Focus on royalty payments
Royalties are a franchisor’s primary source of income. Because royalties are typically based on a percentage of revenue, auditors pay close attention to the franchisee’s revenue reporting process.
To test whether revenue has been accurately reported, auditors trace transactions from the point-of-sale to:
- The franchisee’s financial records,
- Revenue reported to the franchisor, and
- Tax returns submitted to the state and federal government.
If the revenue trail doesn’t hold up, further investigation may be required. In addition to vouching a representative sample of randomly selected sales transactions, auditors use analytical techniques to compare key metrics for an individual franchisee against benchmarks for franchises of a similar size and others in your franchise system. Any discrepancies from these benchmarks raise a red flag that the franchisee may have underreported revenue to minimize royalty payments.
Standard operating procedures
Beyond testing revenue, auditors spend extensive time examining whether the franchisee has complied with the franchise agreement. They consider such questions as:
- Is the franchisee spending the required amount on advertising?
- Does its signage comply with brand standards?
- Is the franchisee purchasing materials and supplies from approved vendors?
- Is the HR manager conducting appropriate employee background checks?

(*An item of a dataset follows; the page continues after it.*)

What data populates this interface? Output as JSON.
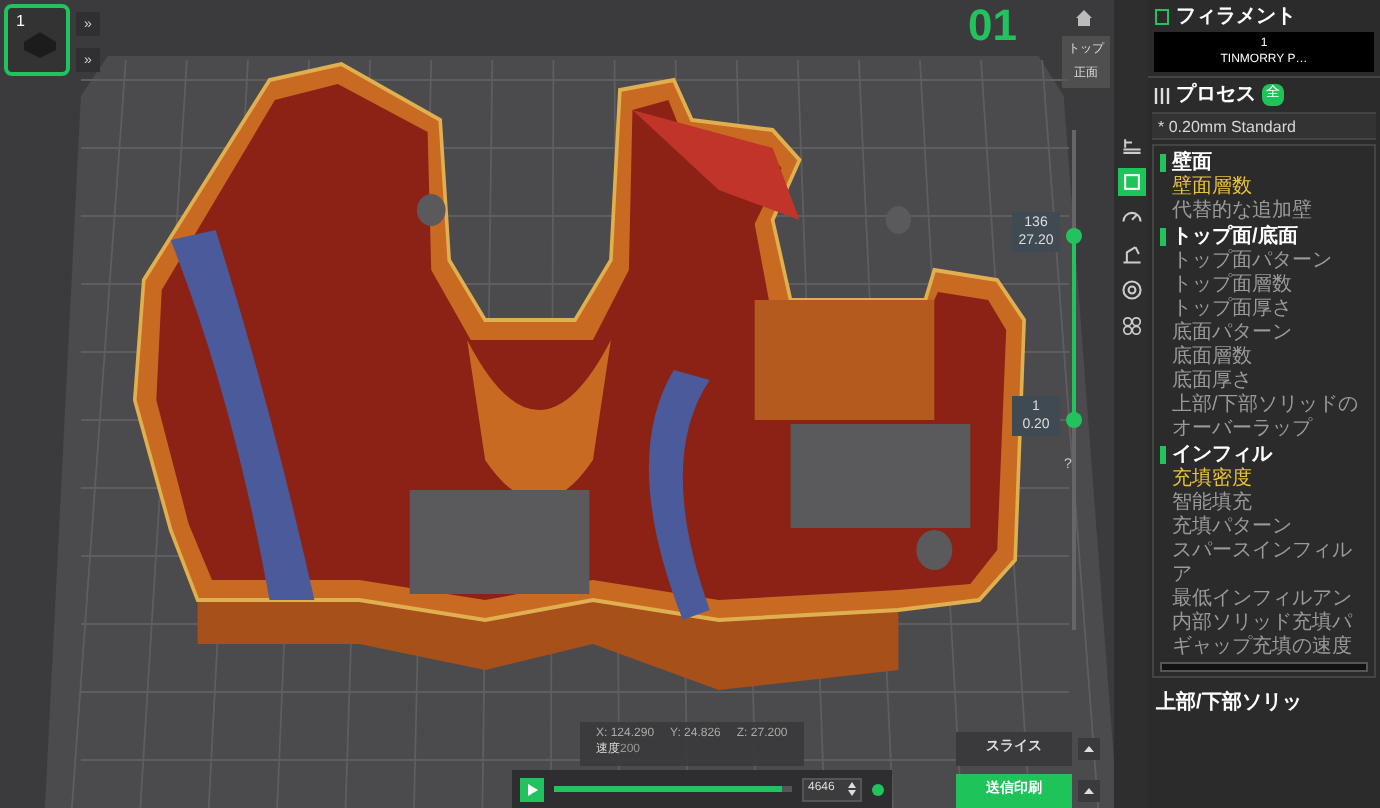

Failure to comply with such terms compromises future revenue and the reputation of your brand. So, areas of noncompliance should be identified during the audit — and corrected as soon as possible.
Analyzing a franchisee’s books and records can only reveal so much. There’s no substitute for meeting face-to-face with the owner-operator.
Site visits give the auditor an opportunity to assess business operations from the customer’s perspective, evaluate the condition of equipment and the morale of workers, and interview the management team. These inquiries help the auditor understand how the business operates and investigate any anomalies unearthed during testing and analytical procedures.
Getting help with your franchise audit
For a franchisor, the auditing of a single franchise is extremely important to conduct. If you need help with performing a franchise audit or have further questions contact us.